Education remains, undisputedly, the primary medium of empowering, harnessing capacity for personal and national development and at the same time a tool for poverty reduction.
The 1992 constitution has made it a legal provision that all children of Ghana will enjoy free education and we can say successive governments have done their bit to ensure that the journey towards free education is achieved. Access, equity and quality is core to free education.
Ghana joined the rest of her UN counterparts to adopt the new development goals otherwise known as the Sustainable Development Goals (SDGs) in the quest to accelerate development.

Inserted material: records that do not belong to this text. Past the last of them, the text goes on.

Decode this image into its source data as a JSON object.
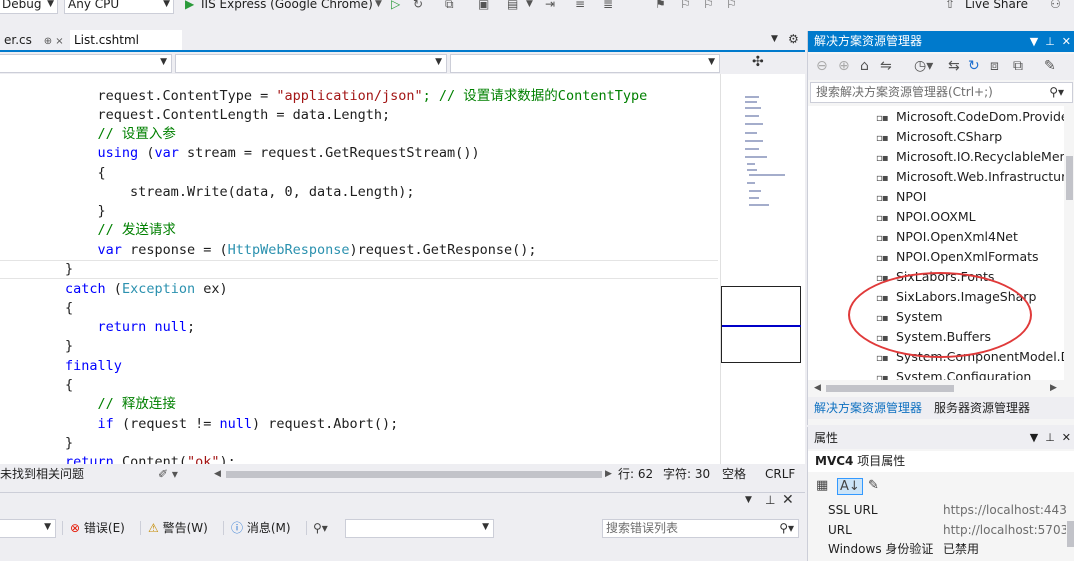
{
  "toolbar": {
    "config": "Debug",
    "platform": "Any CPU",
    "run_target": "IIS Express (Google Chrome)",
    "live_share": "Live Share"
  },
  "tabs": [
    {
      "label": "er.cs",
      "close": "⊕ ×"
    },
    {
      "label": "List.cshtml"
    }
  ],
  "code": {
    "line1": {
      "a": "        request.ContentType = ",
      "b": "\"application/json\"",
      "c": "; // 设置请求数据的ContentType"
    },
    "line2": "        request.ContentLength = data.Length;",
    "line3": "        // 设置入参",
    "line4": {
      "kw1": "using",
      "p1": " (",
      "kw2": "var",
      "p2": " stream = request.GetRequestStream())"
    },
    "line5": "        {",
    "line6": "            stream.Write(data, 0, data.Length);",
    "line7": "        }",
    "line8": "        // 发送请求",
    "line9": {
      "kw": "var",
      "p1": " response = (",
      "ty": "HttpWebResponse",
      "p2": ")request.GetResponse();"
    },
    "line10": "    }",
    "line11": {
      "kw": "catch",
      "p1": " (",
      "ty": "Exception",
      "p2": " ex)"
    },
    "line12": "    {",
    "line13": {
      "kw": "return",
      "kw2": "null",
      "p": ";"
    },
    "line14": "    }",
    "line15": "finally",
    "line16": "    {",
    "line17": "        // 释放连接",
    "line18": {
      "kw": "if",
      "p1": " (request != ",
      "kw2": "null",
      "p2": ") request.Abort();"
    },
    "line19": "    }",
    "line20": {
      "kw": "return",
      "p1": " Content(",
      "st": "\"ok\"",
      "p2": ");"
    }
  },
  "editor_status": {
    "issues": "未找到相关问题",
    "line": "行: 62",
    "char": "字符: 30",
    "whitespace": "空格",
    "eol": "CRLF"
  },
  "error_list": {
    "errors": "错误(E)",
    "warnings": "警告(W)",
    "messages": "消息(M)",
    "search_placeholder": "搜索错误列表"
  },
  "solution_explorer": {
    "title": "解决方案资源管理器",
    "search_placeholder": "搜索解决方案资源管理器(Ctrl+;)",
    "items": [
      "Microsoft.CodeDom.Providers",
      "Microsoft.CSharp",
      "Microsoft.IO.RecyclableMemory",
      "Microsoft.Web.Infrastructure",
      "NPOI",
      "NPOI.OOXML",
      "NPOI.OpenXml4Net",
      "NPOI.OpenXmlFormats",
      "SixLabors.Fonts",
      "SixLabors.ImageSharp",
      "System",
      "System.Buffers",
      "System.ComponentModel.D",
      "System.Configuration"
    ],
    "tab_solution": "解决方案资源管理器",
    "tab_server": "服务器资源管理器",
    "annotation_color": "#e03a3a"
  },
  "properties": {
    "title": "属性",
    "object_name": "MVC4",
    "object_type": "项目属性",
    "rows": [
      {
        "key": "SSL URL",
        "value": "https://localhost:443"
      },
      {
        "key": "URL",
        "value": "http://localhost:5703"
      },
      {
        "key": "Windows 身份验证",
        "value": "已禁用"
      }
    ]
  },
  "colors": {
    "accent": "#007acc",
    "keyword": "#0000ff",
    "type": "#2b91af",
    "comment": "#008000",
    "string": "#a31515"
  }
}
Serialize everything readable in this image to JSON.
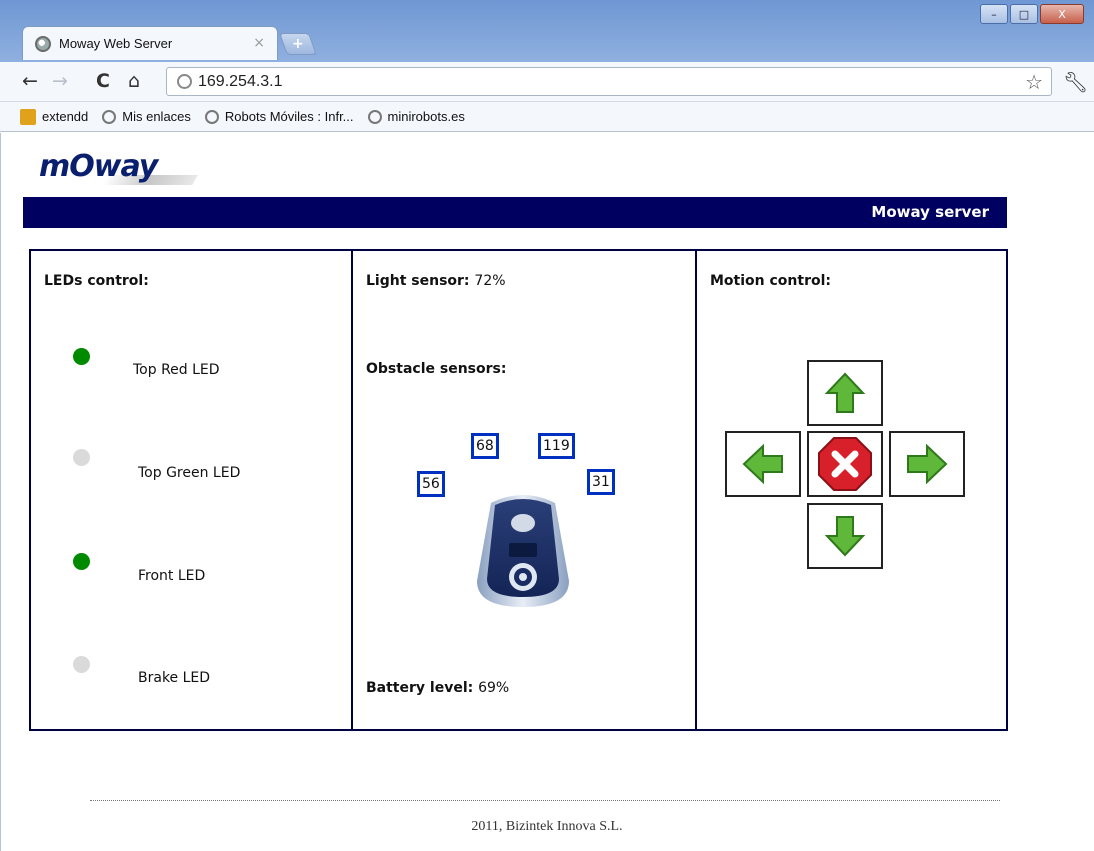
{
  "browser": {
    "tab_title": "Moway Web Server",
    "tab_close": "×",
    "new_tab": "+",
    "url": "169.254.3.1",
    "bookmarks": [
      {
        "label": "extendd",
        "icon": "extension-icon"
      },
      {
        "label": "Mis enlaces",
        "icon": "globe-icon"
      },
      {
        "label": "Robots Móviles : Infr...",
        "icon": "globe-icon"
      },
      {
        "label": "minirobots.es",
        "icon": "globe-icon"
      }
    ],
    "window_controls": {
      "minimize": "–",
      "maximize": "□",
      "close": "X"
    }
  },
  "header": {
    "logo_text": "mOway",
    "banner": "Moway server"
  },
  "leds": {
    "heading": "LEDs control:",
    "items": [
      {
        "label": "Top Red LED",
        "state": "on",
        "color": "#008a00"
      },
      {
        "label": "Top Green LED",
        "state": "off",
        "color": "#dadada"
      },
      {
        "label": "Front LED",
        "state": "on",
        "color": "#008a00"
      },
      {
        "label": "Brake LED",
        "state": "off",
        "color": "#dadada"
      }
    ]
  },
  "sensors": {
    "light_label": "Light sensor:",
    "light_value": "72%",
    "obstacle_heading": "Obstacle sensors:",
    "obstacle_values": {
      "left_side": "56",
      "left_center": "68",
      "right_center": "119",
      "right_side": "31"
    },
    "battery_label": "Battery level:",
    "battery_value": "69%"
  },
  "motion": {
    "heading": "Motion control:",
    "buttons": [
      "arrow-up-icon",
      "arrow-left-icon",
      "stop-icon",
      "arrow-right-icon",
      "arrow-down-icon"
    ]
  },
  "footer": {
    "text": "2011, Bizintek Innova S.L."
  }
}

Ghana as middle income economy like other countries in the continent have chalked some level of success in goals 8, 4, 2 and 1 of the erstwhile Millennium Development Goals but fail woefully to achieve 5 and 7 but has been said to have made progressive efforts to achieve 6 and 3. With the adoption of the SDGs, the country is hopeful of achieving previously failed targets while making strides to achieving the new targets of the SDGs before 2030 and sustaining them afterwards.
The president recently inaugurated the inter-ministerial committee to facilitate the implementation of the SDGs. For the purpose of this conversation, out of the 17 goals, only four will be considered for the purposes of this discussion thus: SDG 3, 4, 5 and 6. These four goals generally concern women and young girls.
When women and young girls are at the center of a conversation regarding Water, sanitation and health (WASH), there is no way any well-meaning Ghanaian could ignore menstruation.
Menstruation is an important and virtually normal part of the female human life, and humanity exists because of this. Menstruation refers to the shedding of the uterine lining on a regular basis among the reproductive-aged females during the monthly menstrual cycles.
A study conducted in Bangladesh by HER Project estimated that a woman will menstruate between 2,000 to 3,000 days in her lifetime and would have used 10, 500 sanitary pads from menarche to menopause. The onset of menstruation, which is natural and physiological, could become a barrier to the adolescent girls’ education because of abdominal cramps, loss of concentration in class and the possible fear of staining their uniform with blood.
Therefore, with proper menstrual hygiene management in place, it will positively influence attendance and performance in school without compromising on access, equity and quality education.
The high price of sanitary products and the impact on girls’ education is not just a problem in Ghana. According to a 2014 campaign, girls are also missing school in countries like India, Nepal, Afghanistan and Sierra Leone for the same reason. Reports have it that the government of Kenya since 2011 has been setting aside funds to buy and distribute the commodity to girls from disadvantaged backgrounds.
The new legal provision currently in place in that country requires government to provide the towels to every school-going girl who has reached puberty. So in another developing country, provision of these towels has been made obligatory rather than optional.
It is sad to note that, the free senior high school program that seeks to remove cost barriers to education and ensure that no child is left behind has woefully failed to include the provision of sanitary pads into the list of things that the government will be catering for under the program. The truth is that not all girls benefiting from the free senior high school program can afford sanitary pads to properly manage their menstruation.
Studies have shown that 95% of girls in Ghana do not attend school during menstruation mainly because of the
lack of sanitary facilities in schools. Some girls also stay away from school for the total days of menstruation for fear of stigmatization, insufficient sanitary materials and or soiled uniform. This can impact negatively on the program as poor menstrual hygiene management can result in absenteeism, poor performance, hamper gender parity in education and the overall achievement of the free senior high school program.
Menstrual hygiene management (MHM) can significantly influence the achievement of the newly adopted Sustainable Development Goals 3 (ensure healthy lives and promote wellbeing for all ages). Goal 4 (ensure inclusive and equitable quality education and promote lifelong learning opportunities for all), goal 5 (achieve gender equality and empower all women and girls), and goal 6 (ensure availability and sustainable management of water and sanitation for all).
Considering that women population in the country is fast increasing and they will dominate in various sectors of national development, it will be a step in the right direction to include strategies such as provision of sanitary facilities and pads in a pro-poor intervention such as the provision of sanitary materials for girls on the programme. The availability of these materials will go a long way to build girls’ confidence and guarantee their retention in schools for effective learning.
“This Agenda is an investment in our future – the future of our youth and that of our children. We are obliged to leave them with an enduring legacy of a richer, more stable, more secure and more peaceful world.” Prez Akuffo Addo (….2017).
The “Happy School Girl Project” (HSGP) is J Initiative’s girls education focused programme aimed at retaining girls in schools.
Source: Africafeeds.com / J Initiative